One of the most common questions women ask after giving birth is how soon they can expect to lose the baby weight. Many women were shocked to see photos of Kate Middleton after the birth of her first child, still embracing a fuller stomach. While it’s important to know that your weight will go down after pregnancy, it won’t happen overnight. During the first week after birth alone, you’re likely to lose between four and six pounds of pure water weight, and if you are breastfeeding, you can expect to lose even more weight, as nursing burns 300-500 calories a day.

Your stomach will look quite baggy for the first two weeks after birth (and possibly longer) because it has expanded so much to accommodate a growing baby. By the time you go into labor, your uterus is 15 times heavier than its pre-pregnancy size, and what goes up must come down. As the uterus contracts, the stomach will return to its old size.

Be patient with your body, set realistic expectations for weight loss, and speak with your health care provider to determine an achievable weight loss plan. A healthy diet helps, and once medically cleared, gentle exercises will get muscles back to where they were.

The respite from bleeding is over
While most women are excited that pregnancy gives them a brief respite from their monthly period (it usually returns in six to eight weeks, unless you are exclusively breastfeeding), whether you gave birth vaginally or via C-section, you will experience postpartum bleeding.

After birth, you will bleed quite heavily for about a week; the bleeding will be frequent and heavy, and bright red in color. This is the body’s way of shedding the lining of the uterus and any excess blood and is entirely normal.

After the initial week, any blood will fade to a rusty brown color and become less heavy, until it eventually stops. However, clots bigger than a quarter or prolonged, heavy bleeding after six weeks can indicate the risk of a postpartum hemorrhage and you should contact your health care provider immediately.

Take note, it is possible to become pregnant again while you are still experiencing postpartum bleeding and before you have your first “normal” period, so be sure you have a plan for birth control in place.

It’s not just about physical changes
While most women focus on their physical recovery, you should also pay attention to your mental recovery postpartum. Emotions are often fragile in the weeks after birth, and studies show that up to 80 percent of new mothers feel weepy and irritable after giving birth.

These emotions are understandable, as your body, home and personal life have all undergone major changes in a rapid timeframe. However, if these emotions persist past the ten-day mark, speak to your doctor to determine if you might be suffering from postpartum depression. In addition to feeling emotional, many postpartum women will also feel scatter-brained and forgetful—all completely normal, given that new mothers are faced with a lack of sleep, multi-tasking and the general busyness that comes from being a mother.

What else should I be prepared for?
Besides the most common and obvious bodily changes, many postpartum women will also experience hair loss, are more susceptible to cavities and gum disease, dry eyes, facial pigmentation discoloration and have iron deficiency linked to low iron levels. All these things are usually temporary and can be addressed by your doctor.

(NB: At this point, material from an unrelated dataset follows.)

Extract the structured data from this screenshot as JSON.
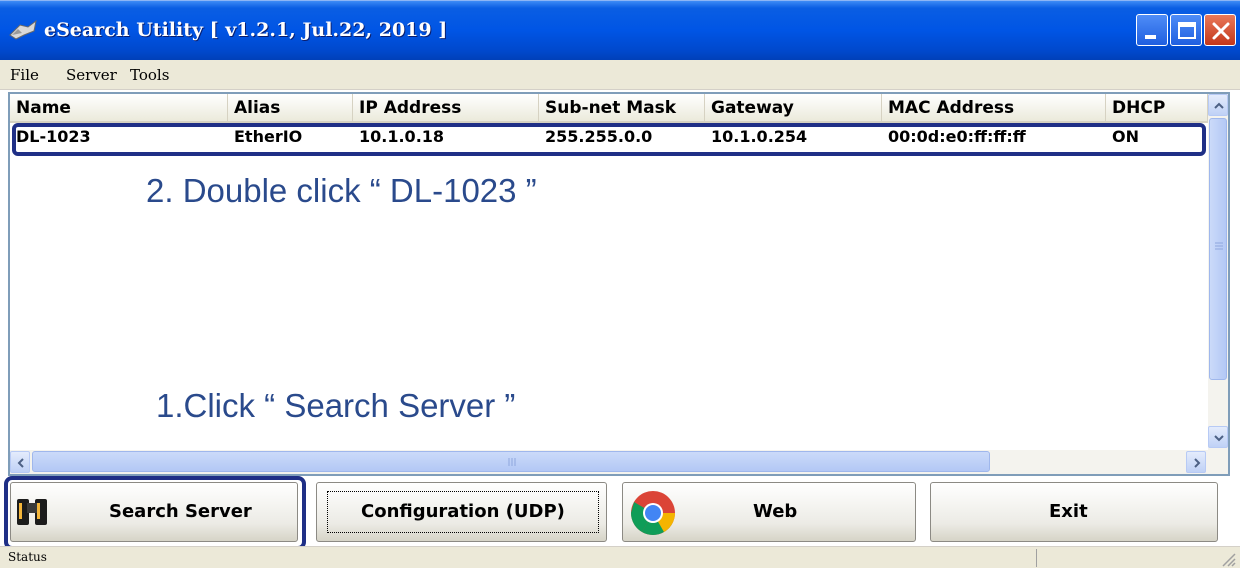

Postpartum can be an exciting, but overwhelming time in a woman’s life. Just because you have given birth does not mean your body has stopped changing, and the symptoms mentioned here are not an exhaustive list. Knowing what to look out for in the weeks and months after birth ensures you and your baby are both happy and healthy.

You’ve got a lot on your plate. If you have questions or experience any concerning symptoms after your baby is born, contact us so we can help.